Looking for a good legal mystery? Consider giving this one a try - seriously. Top-notch young attorney Hayden McCarthy has just earned her chops by pulling off an almost unbelievable win - a feat that doesn't go unnoticed by her hoity-toity law firm. But instead of a few days on a sunny beach or a hefty bonus, her reward is being assigned to a seemingly unwinnable wrongful death case. A young Mexican boy who attempted to enter the United States illegally was caught and stashed in a government-run juvenile detention facility in Texas - where he was murdered. Now, Hayden's firm has been asked to build - and more important, at least to Hayden's future career, win - a case against the government.
Add to the mix Hayden's roommate, who just happens to have a very hunky and eligible cousin named Andrew Wesley. And he just happens to be the son of an ambitious congressman. It goes without saying that Hayden and Andrew are wary of but attracted to each other. But even though Andrew claims to eschew his father's chosen profession of service to America, the fact that Hayden is going head-to-head with the government isn't exactly a relationship booster.
Tracking down the facts she'll need to build her case takes Hayden from her job in Washington, D.C., to Texas and back - with plenty of dangerous turns in between. Although almost none of it takes place in a courtroom, there's plenty of action and legal details as Hayden tries to ferret out the truth.
So we have likable, well-developed characters, a story that's intriguing, timely (immigration) and believable. So what was missing? Although I certainly should have known, I failed to pick up ahead of time on the fact that this book falls into the Christian category - and there few things in this life I do not want to read about more than someone's religious "journey."
But wait, there's more.
Other than one horrific moment when I was convinced the book would end with Andrew's asking Hayden to marry him only if she agreed to quit the high-profile job she loves and stay home to be a proper mother to their kids, matters of faith were for the most part unobtrusive. In fact, what few references there were seemed to be inserted haphazardly, almost as an afterthought, sometimes where they really didn't seem to fit. It was almost as if someone said, "Oops, God hasn't had a mention in 50 pages - better throw one in!"

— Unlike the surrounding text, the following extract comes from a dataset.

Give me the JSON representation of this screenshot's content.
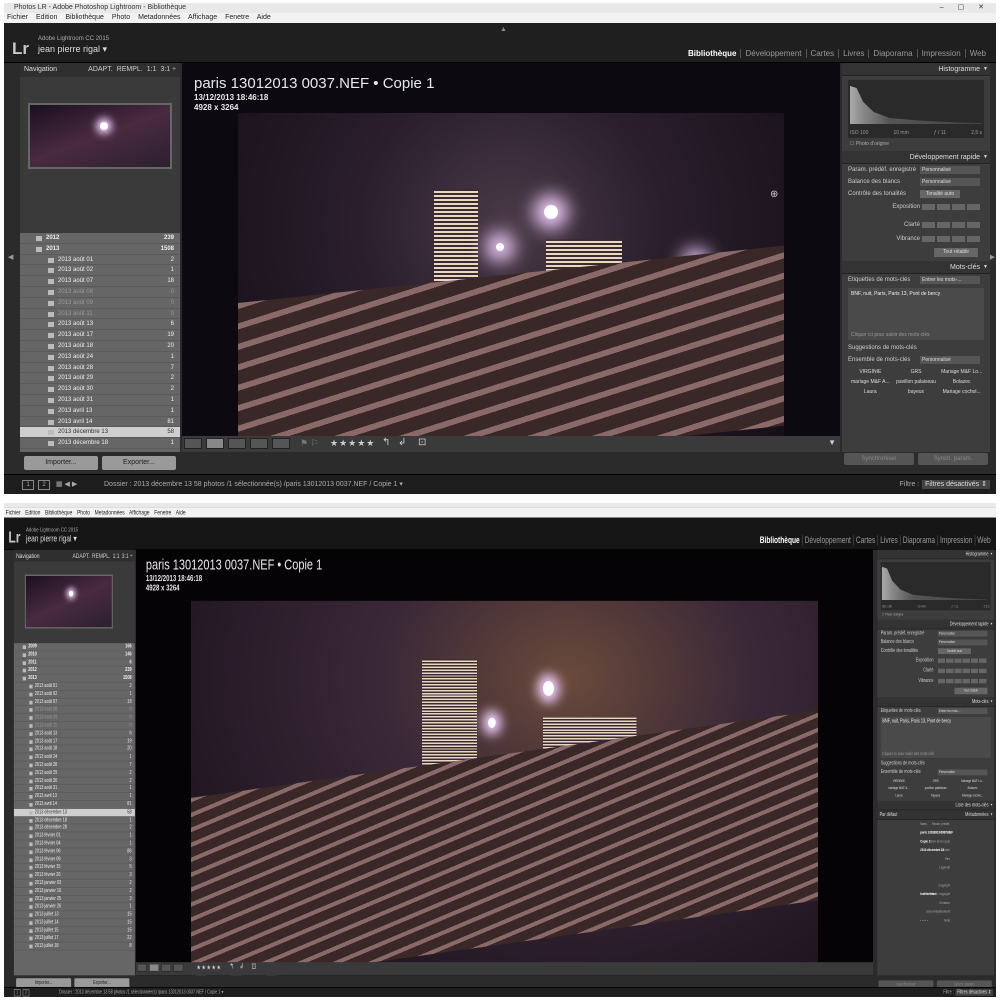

And somehow, it strikes me that a "Christian" book should have more on that subject (or at least what was there should have been more fully developed). Ironic, isn't it, that the biggest downside (a mild one, I hasten to add) is that there wasn't enough of what I didn't want to read in the first place? But there it is.
That said, this is a very enjoyable book that's well worth reading no matter what side of the religion coin you're on. Many thanks to the publisher (via NetGalley) for providing me with an advance review copy.
Beyond Justice by Cara C. Putman (Thomas Nelson, April 2017); 384 pp.